Externally at least, the second-generation 991 reverts to type. When Porsche talks of the elimination of door handle recess covers as the most ‘eye-catching’ feature of the new car’s profile, you can be certain of the facelift’s sensitivity.
Marginal items – the front spoiler lip, front and rear lights – have been tweaked, but it’s subtle stuff that would take a side-by-side comparison to spot.
The rear spoiler has vents under it to increase airflow into the engine, neatly avoiding any ugly apertures
Predictably, the more significant alterations have been forced on the designers by the requirements of the new engineering challenges beneath.
The two low-mounted turbochargers require plenty of additional cooling, so at the rear there’s a substantial and entirely new air intake system complete with a new grille and the extra vents required to chill the intercoolers now stationed at the extremities.
Even the new active aerodynamics – a tech carryover from the 918 Spyder – can be deployed to assist with heat management, the variable rear spoiler being extendable at low speeds so that more air might find its way inside the engine bay when operating temperatures are high.
In base format, it develops 365bhp; as tested here, it’s at 414bhp. Both are a 20bhp improvement over their forebears and are capable of revving to 7500rpm (although their performance peaks at 6500rpm). The real boon, though, as you might expect, is in torque delivery.
Porsche has lengthened the gear ratios on its seven-speed transmission to suit the new-found amenability and introduced a two-disc clutch to the manual version to make it easier to operate. Tellingly, the dual-mass flywheel also gets a centrifugal pendulum to help temper drivetrain vibrations, making the 911 more refined when accelerating from low revs in higher ratios. It is also important to point out that the GT3 has also returned in manual form too.

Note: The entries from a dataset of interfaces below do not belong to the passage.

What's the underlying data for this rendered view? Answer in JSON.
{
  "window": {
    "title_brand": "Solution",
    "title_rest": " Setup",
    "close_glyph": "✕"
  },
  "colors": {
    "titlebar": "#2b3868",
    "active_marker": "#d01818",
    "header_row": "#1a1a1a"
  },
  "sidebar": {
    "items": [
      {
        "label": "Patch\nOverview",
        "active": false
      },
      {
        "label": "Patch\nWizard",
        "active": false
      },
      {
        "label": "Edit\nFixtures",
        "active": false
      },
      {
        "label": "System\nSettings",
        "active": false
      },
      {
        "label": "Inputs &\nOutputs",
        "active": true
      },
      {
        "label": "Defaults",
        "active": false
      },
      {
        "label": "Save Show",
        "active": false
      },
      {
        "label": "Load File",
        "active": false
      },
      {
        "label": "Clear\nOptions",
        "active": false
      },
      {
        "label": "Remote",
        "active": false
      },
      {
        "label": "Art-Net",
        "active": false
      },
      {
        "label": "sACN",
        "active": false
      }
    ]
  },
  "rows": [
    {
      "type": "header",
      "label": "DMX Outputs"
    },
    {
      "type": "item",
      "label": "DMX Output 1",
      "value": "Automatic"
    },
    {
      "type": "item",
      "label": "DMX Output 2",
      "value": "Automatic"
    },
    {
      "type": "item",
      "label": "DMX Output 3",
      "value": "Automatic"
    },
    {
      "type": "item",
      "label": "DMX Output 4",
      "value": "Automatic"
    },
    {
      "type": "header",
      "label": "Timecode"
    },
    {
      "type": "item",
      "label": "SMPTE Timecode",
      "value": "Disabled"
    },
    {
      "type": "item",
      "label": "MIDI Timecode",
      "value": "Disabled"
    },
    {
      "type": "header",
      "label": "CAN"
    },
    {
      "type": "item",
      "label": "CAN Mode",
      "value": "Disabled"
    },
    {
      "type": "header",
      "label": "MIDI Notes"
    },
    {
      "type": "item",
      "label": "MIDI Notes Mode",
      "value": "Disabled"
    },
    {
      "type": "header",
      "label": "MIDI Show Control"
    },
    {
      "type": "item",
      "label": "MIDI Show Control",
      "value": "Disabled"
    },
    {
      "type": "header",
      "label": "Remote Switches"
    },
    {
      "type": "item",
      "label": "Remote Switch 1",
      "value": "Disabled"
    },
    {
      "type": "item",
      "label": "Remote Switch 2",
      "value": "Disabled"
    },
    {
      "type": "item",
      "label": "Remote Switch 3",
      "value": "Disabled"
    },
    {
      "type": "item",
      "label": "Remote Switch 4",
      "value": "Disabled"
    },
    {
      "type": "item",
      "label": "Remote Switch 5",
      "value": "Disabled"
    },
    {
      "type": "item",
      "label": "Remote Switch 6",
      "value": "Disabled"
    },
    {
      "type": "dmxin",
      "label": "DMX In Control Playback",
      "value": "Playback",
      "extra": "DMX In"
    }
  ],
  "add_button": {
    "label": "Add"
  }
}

If the above indicates something of a fundamental shift in Porsche driving style, the modifications to the chassis are of the more conventional sort.

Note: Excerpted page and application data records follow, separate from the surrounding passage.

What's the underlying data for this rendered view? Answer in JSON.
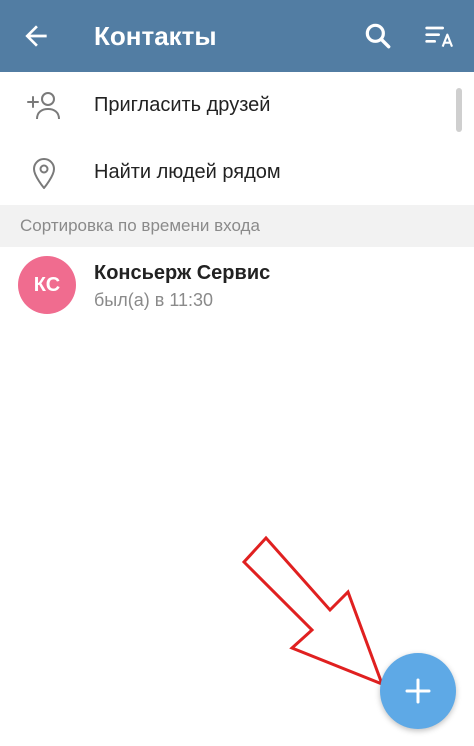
{
  "header": {
    "title": "Контакты",
    "back_icon": "arrow-left-icon",
    "search_icon": "search-icon",
    "sort_icon": "sort-by-name-icon",
    "bg_color": "#527DA3"
  },
  "actions": [
    {
      "label": "Пригласить друзей",
      "icon": "add-person-icon"
    },
    {
      "label": "Найти людей рядом",
      "icon": "location-pin-icon"
    }
  ],
  "section": {
    "label": "Сортировка по времени входа"
  },
  "contacts": [
    {
      "initials": "КС",
      "name": "Консьерж Сервис",
      "status": "был(а) в 11:30",
      "avatar_color": "#F06C8F"
    }
  ],
  "fab": {
    "icon": "plus-icon",
    "color": "#5EA9E6"
  },
  "annotation": {
    "icon": "red-arrow-icon",
    "color": "#E02020"
  }
}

The facelifted car sits 10mm lower on now-standard PASM adaptive suspension, gets rebound buffer springs all round and acquires half an inch of extra tyre width at the back to cope with the extra torque. Active rear-wheel steering (introduced in the 991 GT3 and Turbo) and a front axle nose-raiser have also been added to the typically extensive options list.